#### Data for this task

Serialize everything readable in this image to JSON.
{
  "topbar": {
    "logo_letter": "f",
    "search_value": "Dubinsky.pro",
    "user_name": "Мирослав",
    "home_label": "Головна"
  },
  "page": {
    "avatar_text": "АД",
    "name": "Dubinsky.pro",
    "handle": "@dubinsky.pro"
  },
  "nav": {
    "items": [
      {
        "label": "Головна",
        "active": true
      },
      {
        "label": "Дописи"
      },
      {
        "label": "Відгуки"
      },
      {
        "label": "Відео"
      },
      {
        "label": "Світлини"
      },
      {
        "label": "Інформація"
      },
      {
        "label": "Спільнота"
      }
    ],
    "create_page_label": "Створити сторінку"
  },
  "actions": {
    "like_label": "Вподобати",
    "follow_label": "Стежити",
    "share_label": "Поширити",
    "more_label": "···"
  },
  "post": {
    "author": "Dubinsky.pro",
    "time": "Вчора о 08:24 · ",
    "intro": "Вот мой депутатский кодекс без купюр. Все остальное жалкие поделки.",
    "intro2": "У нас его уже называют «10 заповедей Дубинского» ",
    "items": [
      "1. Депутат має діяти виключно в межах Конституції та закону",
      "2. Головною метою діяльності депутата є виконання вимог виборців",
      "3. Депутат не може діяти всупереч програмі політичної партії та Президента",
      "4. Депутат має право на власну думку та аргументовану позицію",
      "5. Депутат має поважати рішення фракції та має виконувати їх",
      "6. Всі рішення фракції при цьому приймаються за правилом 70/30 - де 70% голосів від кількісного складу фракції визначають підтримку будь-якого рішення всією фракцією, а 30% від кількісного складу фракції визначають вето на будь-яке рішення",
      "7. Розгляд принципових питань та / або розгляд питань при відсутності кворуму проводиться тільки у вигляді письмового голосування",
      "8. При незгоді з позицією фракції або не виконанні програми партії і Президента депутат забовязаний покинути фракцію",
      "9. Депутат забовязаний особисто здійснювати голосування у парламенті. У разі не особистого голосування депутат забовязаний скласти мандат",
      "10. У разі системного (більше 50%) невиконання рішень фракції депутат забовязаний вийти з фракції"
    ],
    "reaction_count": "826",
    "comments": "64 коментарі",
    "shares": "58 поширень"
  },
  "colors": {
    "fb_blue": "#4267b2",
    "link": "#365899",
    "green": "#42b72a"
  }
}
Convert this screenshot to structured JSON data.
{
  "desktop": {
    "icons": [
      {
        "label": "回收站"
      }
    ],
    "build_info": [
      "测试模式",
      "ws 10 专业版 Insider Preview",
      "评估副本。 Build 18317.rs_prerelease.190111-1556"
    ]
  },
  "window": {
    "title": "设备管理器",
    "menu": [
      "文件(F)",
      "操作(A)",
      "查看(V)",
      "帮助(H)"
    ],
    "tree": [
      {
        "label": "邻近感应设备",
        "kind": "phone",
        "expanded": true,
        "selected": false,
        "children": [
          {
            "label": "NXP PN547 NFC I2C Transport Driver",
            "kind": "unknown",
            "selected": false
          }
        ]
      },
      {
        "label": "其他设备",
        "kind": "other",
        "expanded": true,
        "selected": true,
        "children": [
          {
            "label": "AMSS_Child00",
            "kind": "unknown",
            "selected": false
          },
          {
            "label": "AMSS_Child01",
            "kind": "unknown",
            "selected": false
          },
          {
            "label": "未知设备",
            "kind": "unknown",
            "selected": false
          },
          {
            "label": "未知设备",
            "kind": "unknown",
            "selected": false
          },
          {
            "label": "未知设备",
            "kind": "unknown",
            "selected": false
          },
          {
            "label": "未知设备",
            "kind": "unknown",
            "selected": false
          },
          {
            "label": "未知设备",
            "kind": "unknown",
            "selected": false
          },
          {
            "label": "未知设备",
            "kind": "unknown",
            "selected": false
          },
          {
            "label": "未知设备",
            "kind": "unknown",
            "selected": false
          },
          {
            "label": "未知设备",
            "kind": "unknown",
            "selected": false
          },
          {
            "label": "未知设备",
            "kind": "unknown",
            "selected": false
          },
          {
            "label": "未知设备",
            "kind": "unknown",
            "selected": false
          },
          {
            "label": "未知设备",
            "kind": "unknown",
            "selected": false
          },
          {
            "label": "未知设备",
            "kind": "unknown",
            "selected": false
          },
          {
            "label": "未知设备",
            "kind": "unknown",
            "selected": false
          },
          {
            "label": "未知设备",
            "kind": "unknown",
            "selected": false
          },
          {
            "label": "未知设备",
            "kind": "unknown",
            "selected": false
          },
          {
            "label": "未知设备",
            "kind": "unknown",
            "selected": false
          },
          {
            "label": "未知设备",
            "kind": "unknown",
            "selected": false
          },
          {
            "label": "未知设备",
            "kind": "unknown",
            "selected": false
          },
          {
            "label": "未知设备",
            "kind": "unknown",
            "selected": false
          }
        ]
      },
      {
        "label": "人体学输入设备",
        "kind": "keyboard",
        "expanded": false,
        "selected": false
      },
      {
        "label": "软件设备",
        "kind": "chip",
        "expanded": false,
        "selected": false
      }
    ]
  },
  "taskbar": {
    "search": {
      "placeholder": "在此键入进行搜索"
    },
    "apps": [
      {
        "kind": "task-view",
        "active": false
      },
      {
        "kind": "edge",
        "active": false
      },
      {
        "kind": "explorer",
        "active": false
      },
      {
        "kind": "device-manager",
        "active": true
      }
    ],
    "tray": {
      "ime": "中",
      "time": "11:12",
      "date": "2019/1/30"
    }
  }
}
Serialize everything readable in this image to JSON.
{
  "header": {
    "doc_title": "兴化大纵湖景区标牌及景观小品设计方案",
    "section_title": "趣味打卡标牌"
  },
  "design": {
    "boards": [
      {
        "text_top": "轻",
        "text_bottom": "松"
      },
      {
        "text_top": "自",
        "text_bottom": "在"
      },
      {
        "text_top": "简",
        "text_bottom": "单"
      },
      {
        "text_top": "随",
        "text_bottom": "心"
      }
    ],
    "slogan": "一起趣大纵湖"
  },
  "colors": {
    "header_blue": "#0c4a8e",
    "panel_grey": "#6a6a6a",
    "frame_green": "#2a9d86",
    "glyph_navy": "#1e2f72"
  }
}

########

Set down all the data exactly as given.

Serialize everything readable in this image to JSON.
{
  "topbar": {
    "logo_letter": "f",
    "search_value": "Dubinsky.pro",
    "user_name": "Мирослав",
    "home_label": "Головна"
  },
  "page": {
    "avatar_text": "АД",
    "name": "Dubinsky.pro",
    "handle": "@dubinsky.pro"
  },
  "nav": {
    "items": [
      {
        "label": "Головна",
        "active": true
      },
      {
        "label": "Дописи"
      },
      {
        "label": "Відгуки"
      },
      {
        "label": "Відео"
      },
      {
        "label": "Світлини"
      },
      {
        "label": "Інформація"
      },
      {
        "label": "Спільнота"
      }
    ],
    "create_page_label": "Створити сторінку"
  },
  "actions": {
    "like_label": "Вподобати",
    "follow_label": "Стежити",
    "share_label": "Поширити",
    "more_label": "···"
  },
  "post": {
    "author": "Dubinsky.pro",
    "time": "Вчора о 08:24 · ",
    "intro": "Вот мой депутатский кодекс без купюр. Все остальное жалкие поделки.",
    "intro2": "У нас его уже называют «10 заповедей Дубинского» ",
    "items": [
      "1. Депутат має діяти виключно в межах Конституції та закону",
      "2. Головною метою діяльності депутата є виконання вимог виборців",
      "3. Депутат не може діяти всупереч програмі політичної партії та Президента",
      "4. Депутат має право на власну думку та аргументовану позицію",
      "5. Депутат має поважати рішення фракції та має виконувати їх",
      "6. Всі рішення фракції при цьому приймаються за правилом 70/30 - де 70% голосів від кількісного складу фракції визначають підтримку будь-якого рішення всією фракцією, а 30% від кількісного складу фракції визначають вето на будь-яке рішення",
      "7. Розгляд принципових питань та / або розгляд питань при відсутності кворуму проводиться тільки у вигляді письмового голосування",
      "8. При незгоді з позицією фракції або не виконанні програми партії і Президента депутат забовязаний покинути фракцію",
      "9. Депутат забовязаний особисто здійснювати голосування у парламенті. У разі не особистого голосування депутат забовязаний скласти мандат",
      "10. У разі системного (більше 50%) невиконання рішень фракції депутат забовязаний вийти з фракції"
    ],
    "reaction_count": "826",
    "comments": "64 коментарі",
    "shares": "58 поширень"
  },
  "colors": {
    "fb_blue": "#4267b2",
    "link": "#365899",
    "green": "#42b72a"
  }
}
Convert this screenshot to structured JSON data.
{
  "desktop": {
    "icons": [
      {
        "label": "回收站"
      }
    ],
    "build_info": [
      "测试模式",
      "ws 10 专业版 Insider Preview",
      "评估副本。 Build 18317.rs_prerelease.190111-1556"
    ]
  },
  "window": {
    "title": "设备管理器",
    "menu": [
      "文件(F)",
      "操作(A)",
      "查看(V)",
      "帮助(H)"
    ],
    "tree": [
      {
        "label": "邻近感应设备",
        "kind": "phone",
        "expanded": true,
        "selected": false,
        "children": [
          {
            "label": "NXP PN547 NFC I2C Transport Driver",
            "kind": "unknown",
            "selected": false
          }
        ]
      },
      {
        "label": "其他设备",
        "kind": "other",
        "expanded": true,
        "selected": true,
        "children": [
          {
            "label": "AMSS_Child00",
            "kind": "unknown",
            "selected": false
          },
          {
            "label": "AMSS_Child01",
            "kind": "unknown",
            "selected": false
          },
          {
            "label": "未知设备",
            "kind": "unknown",
            "selected": false
          },
          {
            "label": "未知设备",
            "kind": "unknown",
            "selected": false
          },
          {
            "label": "未知设备",
            "kind": "unknown",
            "selected": false
          },
          {
            "label": "未知设备",
            "kind": "unknown",
            "selected": false
          },
          {
            "label": "未知设备",
            "kind": "unknown",
            "selected": false
          },
          {
            "label": "未知设备",
            "kind": "unknown",
            "selected": false
          },
          {
            "label": "未知设备",
            "kind": "unknown",
            "selected": false
          },
          {
            "label": "未知设备",
            "kind": "unknown",
            "selected": false
          },
          {
            "label": "未知设备",
            "kind": "unknown",
            "selected": false
          },
          {
            "label": "未知设备",
            "kind": "unknown",
            "selected": false
          },
          {
            "label": "未知设备",
            "kind": "unknown",
            "selected": false
          },
          {
            "label": "未知设备",
            "kind": "unknown",
            "selected": false
          },
          {
            "label": "未知设备",
            "kind": "unknown",
            "selected": false
          },
          {
            "label": "未知设备",
            "kind": "unknown",
            "selected": false
          },
          {
            "label": "未知设备",
            "kind": "unknown",
            "selected": false
          },
          {
            "label": "未知设备",
            "kind": "unknown",
            "selected": false
          },
          {
            "label": "未知设备",
            "kind": "unknown",
            "selected": false
          },
          {
            "label": "未知设备",
            "kind": "unknown",
            "selected": false
          },
          {
            "label": "未知设备",
            "kind": "unknown",
            "selected": false
          }
        ]
      },
      {
        "label": "人体学输入设备",
        "kind": "keyboard",
        "expanded": false,
        "selected": false
      },
      {
        "label": "软件设备",
        "kind": "chip",
        "expanded": false,
        "selected": false
      }
    ]
  },
  "taskbar": {
    "search": {
      "placeholder": "在此键入进行搜索"
    },
    "apps": [
      {
        "kind": "task-view",
        "active": false
      },
      {
        "kind": "edge",
        "active": false
      },
      {
        "kind": "explorer",
        "active": false
      },
      {
        "kind": "device-manager",
        "active": true
      }
    ],
    "tray": {
      "ime": "中",
      "time": "11:12",
      "date": "2019/1/30"
    }
  }
}
Serialize everything readable in this image to JSON.
{
  "header": {
    "doc_title": "兴化大纵湖景区标牌及景观小品设计方案",
    "section_title": "趣味打卡标牌"
  },
  "design": {
    "boards": [
      {
        "text_top": "轻",
        "text_bottom": "松"
      },
      {
        "text_top": "自",
        "text_bottom": "在"
      },
      {
        "text_top": "简",
        "text_bottom": "单"
      },
      {
        "text_top": "随",
        "text_bottom": "心"
      }
    ],
    "slogan": "一起趣大纵湖"
  },
  "colors": {
    "header_blue": "#0c4a8e",
    "panel_grey": "#6a6a6a",
    "frame_green": "#2a9d86",
    "glyph_navy": "#1e2f72"
  }
}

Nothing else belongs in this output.